The Organization for Economic Co-operation and Development (OECD) is preparing for a peer review process with The Bahamas next month that involves this country’s tax treaty dispute resolution process, which the global financial watchdog calls a “top priority” for its base erosion and profit shifting (BEPS) initiative, according to a release from the organization.
The OECD’s assessment schedule includes a footnote on The Bahamas that states, “If Turks and Caicos Islands and The Bahamas do not have any tax treaties by August 2019, their peer review will be deferred.”
Guardian Business has sought clarity from government on the state of the tax treaties required by the OECD in order for the peer review to be carried out, but is still awaiting a formal response.
“The Mutual Agreement Procedure (MAP) peer review and monitoring process under Action 14 of the BEPS Action Plan was launched in December 2016, with the peer-review process of the first eight batches now well underway,” the OECD release states.
“The peer-review process is conducted in two stages. Under stage one, implementation of the Action 14 minimum standard is evaluated for Inclusive Framework members according to the schedule of reviews. Stage two focuses on monitoring the follow-up of any recommendations resulting from jurisdictions’ stage one report.
“The OECD is now gathering input for the stage one peer reviews of Andorra, Anguilla, The Bahamas, Bermuda, British Virgin Islands, Cayman Islands, Faroe Islands, Macau (China), Morocco and Tunisia, and invites taxpayers to submit input on specific issues relating to access to MAP, clarity and availability of MAP guidance and the timely implementation of MAP agreements for each of these jurisdictions using the taxpayer input questionnaire.”
BEPS was one of those initiatives the Bahamian government scrambled to come into compliance with in order to avoid being greylisted or blacklisted.
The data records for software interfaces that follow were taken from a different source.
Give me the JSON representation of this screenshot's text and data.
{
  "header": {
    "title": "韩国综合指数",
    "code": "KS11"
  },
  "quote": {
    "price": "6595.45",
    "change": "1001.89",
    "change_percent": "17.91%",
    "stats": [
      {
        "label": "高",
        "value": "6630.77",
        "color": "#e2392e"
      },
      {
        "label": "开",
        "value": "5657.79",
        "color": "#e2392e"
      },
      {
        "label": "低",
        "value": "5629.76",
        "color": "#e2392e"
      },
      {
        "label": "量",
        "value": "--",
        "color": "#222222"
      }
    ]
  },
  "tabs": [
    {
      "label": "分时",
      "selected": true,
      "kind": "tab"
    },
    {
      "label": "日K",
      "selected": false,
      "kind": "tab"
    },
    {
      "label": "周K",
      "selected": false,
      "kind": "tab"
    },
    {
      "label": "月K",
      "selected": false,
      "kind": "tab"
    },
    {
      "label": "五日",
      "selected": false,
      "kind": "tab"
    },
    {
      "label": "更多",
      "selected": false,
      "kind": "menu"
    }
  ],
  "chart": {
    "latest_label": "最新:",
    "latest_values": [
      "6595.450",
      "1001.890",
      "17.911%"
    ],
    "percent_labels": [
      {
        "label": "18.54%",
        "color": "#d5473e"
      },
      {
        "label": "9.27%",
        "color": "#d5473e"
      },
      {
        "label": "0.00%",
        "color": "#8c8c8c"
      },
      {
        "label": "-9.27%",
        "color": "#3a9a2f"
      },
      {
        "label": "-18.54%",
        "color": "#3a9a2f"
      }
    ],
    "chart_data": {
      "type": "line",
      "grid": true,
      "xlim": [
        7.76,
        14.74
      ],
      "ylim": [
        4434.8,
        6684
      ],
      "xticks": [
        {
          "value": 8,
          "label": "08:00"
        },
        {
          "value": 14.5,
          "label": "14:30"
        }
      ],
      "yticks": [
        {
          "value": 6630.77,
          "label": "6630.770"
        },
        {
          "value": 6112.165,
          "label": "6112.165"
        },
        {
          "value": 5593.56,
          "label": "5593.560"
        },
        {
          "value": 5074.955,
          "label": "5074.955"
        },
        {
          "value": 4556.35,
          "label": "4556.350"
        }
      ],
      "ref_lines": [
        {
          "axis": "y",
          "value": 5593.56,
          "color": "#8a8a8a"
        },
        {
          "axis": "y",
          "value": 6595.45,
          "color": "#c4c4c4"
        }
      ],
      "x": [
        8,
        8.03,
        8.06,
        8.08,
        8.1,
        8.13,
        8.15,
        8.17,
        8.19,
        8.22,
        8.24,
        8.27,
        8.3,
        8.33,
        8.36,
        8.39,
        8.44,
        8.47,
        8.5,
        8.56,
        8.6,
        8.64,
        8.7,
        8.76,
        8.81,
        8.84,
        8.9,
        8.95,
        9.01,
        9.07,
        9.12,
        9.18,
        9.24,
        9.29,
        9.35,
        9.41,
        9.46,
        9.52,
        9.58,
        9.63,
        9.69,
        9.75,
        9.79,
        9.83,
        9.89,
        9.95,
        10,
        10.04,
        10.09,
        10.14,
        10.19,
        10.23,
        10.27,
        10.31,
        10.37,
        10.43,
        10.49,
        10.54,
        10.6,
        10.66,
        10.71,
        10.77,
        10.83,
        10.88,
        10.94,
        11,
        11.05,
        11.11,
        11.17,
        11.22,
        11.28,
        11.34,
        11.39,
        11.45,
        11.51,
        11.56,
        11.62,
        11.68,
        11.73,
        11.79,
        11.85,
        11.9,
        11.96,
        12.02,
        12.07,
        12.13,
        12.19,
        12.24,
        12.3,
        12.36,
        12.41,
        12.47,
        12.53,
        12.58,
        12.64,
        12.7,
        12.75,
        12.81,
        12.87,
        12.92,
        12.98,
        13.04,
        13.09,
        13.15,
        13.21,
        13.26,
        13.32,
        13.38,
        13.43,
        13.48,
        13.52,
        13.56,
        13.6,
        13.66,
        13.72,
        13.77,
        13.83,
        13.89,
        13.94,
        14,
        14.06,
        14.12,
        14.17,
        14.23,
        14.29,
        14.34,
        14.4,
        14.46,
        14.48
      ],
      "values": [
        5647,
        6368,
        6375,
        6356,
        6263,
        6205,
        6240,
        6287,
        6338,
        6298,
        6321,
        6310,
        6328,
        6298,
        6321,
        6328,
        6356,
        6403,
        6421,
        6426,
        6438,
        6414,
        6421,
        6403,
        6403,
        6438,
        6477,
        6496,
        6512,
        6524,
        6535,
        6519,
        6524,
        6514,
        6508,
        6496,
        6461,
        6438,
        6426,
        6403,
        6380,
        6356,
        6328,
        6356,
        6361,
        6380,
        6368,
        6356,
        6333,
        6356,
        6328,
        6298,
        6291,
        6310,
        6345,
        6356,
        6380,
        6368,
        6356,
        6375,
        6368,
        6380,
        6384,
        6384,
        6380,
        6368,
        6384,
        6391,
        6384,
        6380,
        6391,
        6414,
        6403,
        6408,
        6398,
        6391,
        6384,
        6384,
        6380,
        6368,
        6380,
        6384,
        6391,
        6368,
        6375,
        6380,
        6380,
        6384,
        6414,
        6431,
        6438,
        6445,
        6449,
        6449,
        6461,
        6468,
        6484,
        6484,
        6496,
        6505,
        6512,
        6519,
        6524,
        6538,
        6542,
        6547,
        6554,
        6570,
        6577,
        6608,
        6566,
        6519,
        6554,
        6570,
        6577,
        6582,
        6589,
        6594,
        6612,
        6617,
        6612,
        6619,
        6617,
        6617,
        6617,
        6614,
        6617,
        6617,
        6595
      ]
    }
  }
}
While the OECD release does not talk about the consequences of having the peer review deferred, the organization has been strict and swift in its rebuff of international financial centers like The Bahamas.